**Required work**
Every line below that carries the word "disknvme" needs to be copied.

**Information provided**
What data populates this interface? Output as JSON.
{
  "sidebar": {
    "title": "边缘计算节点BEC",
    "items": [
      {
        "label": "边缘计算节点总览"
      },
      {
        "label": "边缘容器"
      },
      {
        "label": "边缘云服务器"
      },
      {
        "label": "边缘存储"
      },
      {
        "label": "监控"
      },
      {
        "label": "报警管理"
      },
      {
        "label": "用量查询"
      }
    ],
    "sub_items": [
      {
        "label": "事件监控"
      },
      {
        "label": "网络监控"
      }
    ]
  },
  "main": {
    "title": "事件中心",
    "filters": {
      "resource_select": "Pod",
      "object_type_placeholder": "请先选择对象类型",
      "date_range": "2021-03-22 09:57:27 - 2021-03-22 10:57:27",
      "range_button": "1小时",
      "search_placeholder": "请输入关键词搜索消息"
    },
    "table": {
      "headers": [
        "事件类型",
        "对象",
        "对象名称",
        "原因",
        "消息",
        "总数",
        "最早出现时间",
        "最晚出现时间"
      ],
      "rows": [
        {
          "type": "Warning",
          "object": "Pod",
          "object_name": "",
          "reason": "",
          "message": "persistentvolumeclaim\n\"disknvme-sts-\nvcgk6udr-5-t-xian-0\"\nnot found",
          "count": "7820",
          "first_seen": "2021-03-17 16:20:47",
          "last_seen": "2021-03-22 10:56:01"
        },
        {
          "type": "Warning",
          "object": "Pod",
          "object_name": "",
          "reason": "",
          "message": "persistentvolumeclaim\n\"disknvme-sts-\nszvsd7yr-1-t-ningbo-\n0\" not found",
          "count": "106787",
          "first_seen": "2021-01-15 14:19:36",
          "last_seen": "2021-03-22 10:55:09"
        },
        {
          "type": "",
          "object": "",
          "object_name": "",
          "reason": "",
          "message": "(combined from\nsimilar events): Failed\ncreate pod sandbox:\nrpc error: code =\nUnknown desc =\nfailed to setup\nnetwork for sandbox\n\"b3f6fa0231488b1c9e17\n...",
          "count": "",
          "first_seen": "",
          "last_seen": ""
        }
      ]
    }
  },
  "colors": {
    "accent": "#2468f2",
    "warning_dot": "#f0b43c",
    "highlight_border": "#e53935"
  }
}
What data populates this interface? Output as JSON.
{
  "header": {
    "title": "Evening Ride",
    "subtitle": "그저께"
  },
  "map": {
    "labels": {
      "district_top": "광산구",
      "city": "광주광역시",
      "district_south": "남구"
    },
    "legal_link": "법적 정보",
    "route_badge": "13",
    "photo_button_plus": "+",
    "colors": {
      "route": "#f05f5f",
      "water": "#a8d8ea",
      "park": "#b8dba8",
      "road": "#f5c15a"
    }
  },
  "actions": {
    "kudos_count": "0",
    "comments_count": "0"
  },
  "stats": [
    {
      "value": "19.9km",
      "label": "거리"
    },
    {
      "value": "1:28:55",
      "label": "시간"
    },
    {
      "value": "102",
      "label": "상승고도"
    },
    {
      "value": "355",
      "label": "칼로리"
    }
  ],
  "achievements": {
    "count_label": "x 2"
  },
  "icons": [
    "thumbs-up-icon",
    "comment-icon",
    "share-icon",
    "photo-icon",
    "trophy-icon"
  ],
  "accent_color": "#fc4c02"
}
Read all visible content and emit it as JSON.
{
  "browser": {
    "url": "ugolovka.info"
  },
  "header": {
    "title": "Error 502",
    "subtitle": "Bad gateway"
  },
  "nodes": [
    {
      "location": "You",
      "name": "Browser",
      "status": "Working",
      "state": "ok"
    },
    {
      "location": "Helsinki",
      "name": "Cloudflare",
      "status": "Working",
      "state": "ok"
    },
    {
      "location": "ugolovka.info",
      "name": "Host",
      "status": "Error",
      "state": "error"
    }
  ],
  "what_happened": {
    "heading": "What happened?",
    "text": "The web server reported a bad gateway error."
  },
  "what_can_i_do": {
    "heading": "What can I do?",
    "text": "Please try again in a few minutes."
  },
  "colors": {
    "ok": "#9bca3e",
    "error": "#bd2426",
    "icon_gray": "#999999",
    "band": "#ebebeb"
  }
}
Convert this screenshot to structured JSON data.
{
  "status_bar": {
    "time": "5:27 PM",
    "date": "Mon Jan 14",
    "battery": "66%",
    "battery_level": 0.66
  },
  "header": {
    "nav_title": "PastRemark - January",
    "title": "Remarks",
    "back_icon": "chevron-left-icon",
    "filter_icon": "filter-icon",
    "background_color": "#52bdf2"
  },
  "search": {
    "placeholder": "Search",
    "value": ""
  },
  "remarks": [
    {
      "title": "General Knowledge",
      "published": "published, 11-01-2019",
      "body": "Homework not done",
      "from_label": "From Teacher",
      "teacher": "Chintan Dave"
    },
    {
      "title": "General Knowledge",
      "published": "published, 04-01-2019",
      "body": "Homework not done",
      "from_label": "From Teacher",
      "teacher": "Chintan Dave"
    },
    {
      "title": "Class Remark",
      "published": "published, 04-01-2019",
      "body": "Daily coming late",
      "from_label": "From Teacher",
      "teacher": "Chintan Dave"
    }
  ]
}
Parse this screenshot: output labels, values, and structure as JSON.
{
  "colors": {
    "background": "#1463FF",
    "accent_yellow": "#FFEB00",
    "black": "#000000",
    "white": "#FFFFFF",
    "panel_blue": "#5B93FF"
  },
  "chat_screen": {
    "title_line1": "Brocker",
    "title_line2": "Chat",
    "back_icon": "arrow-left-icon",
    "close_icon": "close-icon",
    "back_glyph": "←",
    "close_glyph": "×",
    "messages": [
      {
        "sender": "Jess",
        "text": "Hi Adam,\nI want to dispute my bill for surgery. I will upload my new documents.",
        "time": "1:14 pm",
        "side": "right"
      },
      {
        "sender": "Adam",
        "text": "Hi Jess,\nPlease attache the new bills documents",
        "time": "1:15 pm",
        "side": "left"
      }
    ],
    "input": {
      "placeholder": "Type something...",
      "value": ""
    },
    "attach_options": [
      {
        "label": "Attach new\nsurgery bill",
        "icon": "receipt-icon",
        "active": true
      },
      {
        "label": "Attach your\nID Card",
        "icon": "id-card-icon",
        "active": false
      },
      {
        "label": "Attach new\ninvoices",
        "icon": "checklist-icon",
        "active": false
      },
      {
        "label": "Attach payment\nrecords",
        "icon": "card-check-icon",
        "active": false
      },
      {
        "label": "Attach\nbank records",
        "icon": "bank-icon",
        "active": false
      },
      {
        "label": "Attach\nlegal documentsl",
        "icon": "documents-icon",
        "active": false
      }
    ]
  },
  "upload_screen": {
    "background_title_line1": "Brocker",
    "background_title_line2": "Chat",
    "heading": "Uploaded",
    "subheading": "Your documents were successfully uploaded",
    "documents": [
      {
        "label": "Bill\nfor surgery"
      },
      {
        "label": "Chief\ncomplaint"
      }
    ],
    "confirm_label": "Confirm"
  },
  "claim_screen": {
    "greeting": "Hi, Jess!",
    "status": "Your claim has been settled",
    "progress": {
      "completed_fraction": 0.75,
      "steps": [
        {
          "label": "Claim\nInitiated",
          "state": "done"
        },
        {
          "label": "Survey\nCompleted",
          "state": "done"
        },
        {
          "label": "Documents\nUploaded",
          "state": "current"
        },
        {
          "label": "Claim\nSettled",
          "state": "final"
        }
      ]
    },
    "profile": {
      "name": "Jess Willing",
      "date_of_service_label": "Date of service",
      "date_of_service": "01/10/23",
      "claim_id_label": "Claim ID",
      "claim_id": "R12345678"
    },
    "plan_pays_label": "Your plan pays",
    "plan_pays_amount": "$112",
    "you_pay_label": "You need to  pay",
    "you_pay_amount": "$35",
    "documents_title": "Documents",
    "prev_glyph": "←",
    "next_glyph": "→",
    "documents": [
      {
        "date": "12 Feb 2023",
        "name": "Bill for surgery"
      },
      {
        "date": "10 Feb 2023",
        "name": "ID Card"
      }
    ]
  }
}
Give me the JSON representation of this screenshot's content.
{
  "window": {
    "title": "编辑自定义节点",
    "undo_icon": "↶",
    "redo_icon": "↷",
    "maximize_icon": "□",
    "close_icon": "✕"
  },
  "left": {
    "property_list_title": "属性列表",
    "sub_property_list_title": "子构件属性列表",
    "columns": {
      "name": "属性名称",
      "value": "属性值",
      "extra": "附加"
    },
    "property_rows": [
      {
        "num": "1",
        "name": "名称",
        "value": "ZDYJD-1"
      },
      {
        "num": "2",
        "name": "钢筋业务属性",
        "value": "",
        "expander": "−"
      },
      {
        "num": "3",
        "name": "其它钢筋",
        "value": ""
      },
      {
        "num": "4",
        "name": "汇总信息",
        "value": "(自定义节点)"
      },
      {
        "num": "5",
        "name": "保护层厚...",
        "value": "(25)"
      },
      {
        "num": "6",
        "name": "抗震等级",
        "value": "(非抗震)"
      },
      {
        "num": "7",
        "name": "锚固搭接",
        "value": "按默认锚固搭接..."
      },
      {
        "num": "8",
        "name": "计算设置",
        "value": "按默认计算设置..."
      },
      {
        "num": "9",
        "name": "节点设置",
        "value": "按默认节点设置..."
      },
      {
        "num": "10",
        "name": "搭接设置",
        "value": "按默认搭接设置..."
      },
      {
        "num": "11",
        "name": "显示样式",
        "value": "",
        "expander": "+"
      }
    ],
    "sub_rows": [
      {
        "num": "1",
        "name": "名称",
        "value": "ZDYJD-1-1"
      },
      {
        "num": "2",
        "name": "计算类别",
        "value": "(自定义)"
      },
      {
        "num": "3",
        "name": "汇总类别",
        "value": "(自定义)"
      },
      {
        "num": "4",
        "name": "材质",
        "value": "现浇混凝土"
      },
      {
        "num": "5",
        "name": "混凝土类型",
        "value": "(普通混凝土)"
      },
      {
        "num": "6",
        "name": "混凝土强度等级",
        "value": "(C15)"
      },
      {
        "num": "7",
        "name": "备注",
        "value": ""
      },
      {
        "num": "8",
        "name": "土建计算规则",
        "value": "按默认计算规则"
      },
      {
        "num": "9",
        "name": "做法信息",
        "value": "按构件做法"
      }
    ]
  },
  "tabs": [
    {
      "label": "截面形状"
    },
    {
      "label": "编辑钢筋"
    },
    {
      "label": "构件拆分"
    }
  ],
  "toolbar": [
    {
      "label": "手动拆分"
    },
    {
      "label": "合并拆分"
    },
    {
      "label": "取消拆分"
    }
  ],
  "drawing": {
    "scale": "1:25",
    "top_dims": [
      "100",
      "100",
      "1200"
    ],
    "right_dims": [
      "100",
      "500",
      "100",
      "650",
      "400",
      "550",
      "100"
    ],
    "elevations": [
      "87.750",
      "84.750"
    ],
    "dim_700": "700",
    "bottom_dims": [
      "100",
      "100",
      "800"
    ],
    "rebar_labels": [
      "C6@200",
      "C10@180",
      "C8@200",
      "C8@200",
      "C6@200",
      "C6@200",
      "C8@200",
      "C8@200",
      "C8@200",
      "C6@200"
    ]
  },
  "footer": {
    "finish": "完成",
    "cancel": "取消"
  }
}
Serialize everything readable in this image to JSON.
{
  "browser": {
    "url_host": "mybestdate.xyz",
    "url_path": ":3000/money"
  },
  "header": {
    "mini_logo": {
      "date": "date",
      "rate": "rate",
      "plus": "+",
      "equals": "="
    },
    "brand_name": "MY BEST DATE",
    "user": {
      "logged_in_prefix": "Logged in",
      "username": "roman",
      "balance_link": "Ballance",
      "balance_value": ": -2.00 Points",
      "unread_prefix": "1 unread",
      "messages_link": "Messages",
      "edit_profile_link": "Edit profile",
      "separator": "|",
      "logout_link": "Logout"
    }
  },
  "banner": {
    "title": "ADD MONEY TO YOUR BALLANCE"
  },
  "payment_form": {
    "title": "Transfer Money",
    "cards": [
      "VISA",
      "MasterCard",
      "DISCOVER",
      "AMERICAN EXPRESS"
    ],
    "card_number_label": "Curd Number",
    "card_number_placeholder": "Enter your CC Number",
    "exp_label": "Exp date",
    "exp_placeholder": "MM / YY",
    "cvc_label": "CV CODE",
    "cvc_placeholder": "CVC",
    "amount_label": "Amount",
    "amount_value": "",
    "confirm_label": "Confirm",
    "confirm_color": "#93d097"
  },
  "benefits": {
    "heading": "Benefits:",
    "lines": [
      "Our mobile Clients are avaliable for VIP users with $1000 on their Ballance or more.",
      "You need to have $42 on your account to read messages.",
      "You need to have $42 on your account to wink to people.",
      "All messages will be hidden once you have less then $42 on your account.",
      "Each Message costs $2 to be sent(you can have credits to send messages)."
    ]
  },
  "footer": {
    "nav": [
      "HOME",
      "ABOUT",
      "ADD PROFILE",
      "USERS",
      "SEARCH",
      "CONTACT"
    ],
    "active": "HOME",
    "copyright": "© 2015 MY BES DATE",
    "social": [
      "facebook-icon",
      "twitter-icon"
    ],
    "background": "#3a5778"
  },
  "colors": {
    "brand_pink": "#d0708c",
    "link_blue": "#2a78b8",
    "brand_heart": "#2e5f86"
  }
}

**Task response**
          "message": "persistentvolumeclaim\n\"disknvme-sts-\nvcgk6udr-5-t-xian-0\"\nnot found",
          "message": "persistentvolumeclaim\n\"disknvme-sts-\nszvsd7yr-1-t-ningbo-\n0\" not found",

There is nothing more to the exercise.